*Activity*: Every line of the records below should be restated exactly.

*Data to use*:

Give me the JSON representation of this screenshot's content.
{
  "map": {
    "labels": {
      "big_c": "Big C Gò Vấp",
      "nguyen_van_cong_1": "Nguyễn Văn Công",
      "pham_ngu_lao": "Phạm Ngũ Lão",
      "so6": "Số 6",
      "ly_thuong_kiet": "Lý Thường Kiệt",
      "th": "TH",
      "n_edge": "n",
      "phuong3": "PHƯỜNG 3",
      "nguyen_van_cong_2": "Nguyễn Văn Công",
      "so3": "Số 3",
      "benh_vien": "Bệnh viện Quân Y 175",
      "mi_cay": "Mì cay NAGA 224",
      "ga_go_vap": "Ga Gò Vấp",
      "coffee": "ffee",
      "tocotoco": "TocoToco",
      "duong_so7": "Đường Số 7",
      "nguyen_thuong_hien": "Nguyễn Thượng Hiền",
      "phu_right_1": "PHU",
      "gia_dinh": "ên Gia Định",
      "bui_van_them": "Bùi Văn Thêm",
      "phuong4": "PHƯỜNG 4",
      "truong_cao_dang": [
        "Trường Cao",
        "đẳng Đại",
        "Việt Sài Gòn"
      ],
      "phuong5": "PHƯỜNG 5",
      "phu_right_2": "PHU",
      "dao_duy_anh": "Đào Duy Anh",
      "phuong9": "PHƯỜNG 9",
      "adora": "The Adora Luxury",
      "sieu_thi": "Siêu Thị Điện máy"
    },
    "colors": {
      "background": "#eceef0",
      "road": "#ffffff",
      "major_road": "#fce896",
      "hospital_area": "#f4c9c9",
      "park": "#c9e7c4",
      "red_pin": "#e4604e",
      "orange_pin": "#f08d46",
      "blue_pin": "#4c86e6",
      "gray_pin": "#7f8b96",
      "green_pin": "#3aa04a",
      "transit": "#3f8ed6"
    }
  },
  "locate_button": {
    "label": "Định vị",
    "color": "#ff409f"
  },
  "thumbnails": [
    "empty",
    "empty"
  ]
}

*Exercise output*:
Give me the JSON representation of this screenshot's content.
{
  "map": {
    "labels": {
      "big_c": "Big C Gò Vấp",
      "nguyen_van_cong_1": "Nguyễn Văn Công",
      "pham_ngu_lao": "Phạm Ngũ Lão",
      "so6": "Số 6",
      "ly_thuong_kiet": "Lý Thường Kiệt",
      "th": "TH",
      "n_edge": "n",
      "phuong3": "PHƯỜNG 3",
      "nguyen_van_cong_2": "Nguyễn Văn Công",
      "so3": "Số 3",
      "benh_vien": "Bệnh viện Quân Y 175",
      "mi_cay": "Mì cay NAGA 224",
      "ga_go_vap": "Ga Gò Vấp",
      "coffee": "ffee",
      "tocotoco": "TocoToco",
      "duong_so7": "Đường Số 7",
      "nguyen_thuong_hien": "Nguyễn Thượng Hiền",
      "phu_right_1": "PHU",
      "gia_dinh": "ên Gia Định",
      "bui_van_them": "Bùi Văn Thêm",
      "phuong4": "PHƯỜNG 4",
      "truong_cao_dang": [
        "Trường Cao",
        "đẳng Đại",
        "Việt Sài Gòn"
      ],
      "phuong5": "PHƯỜNG 5",
      "phu_right_2": "PHU",
      "dao_duy_anh": "Đào Duy Anh",
      "phuong9": "PHƯỜNG 9",
      "adora": "The Adora Luxury",
      "sieu_thi": "Siêu Thị Điện máy"
    },
    "colors": {
      "background": "#eceef0",
      "road": "#ffffff",
      "major_road": "#fce896",
      "hospital_area": "#f4c9c9",
      "park": "#c9e7c4",
      "red_pin": "#e4604e",
      "orange_pin": "#f08d46",
      "blue_pin": "#4c86e6",
      "gray_pin": "#7f8b96",
      "green_pin": "#3aa04a",
      "transit": "#3f8ed6"
    }
  },
  "locate_button": {
    "label": "Định vị",
    "color": "#ff409f"
  },
  "thumbnails": [
    "empty",
    "empty"
  ]
}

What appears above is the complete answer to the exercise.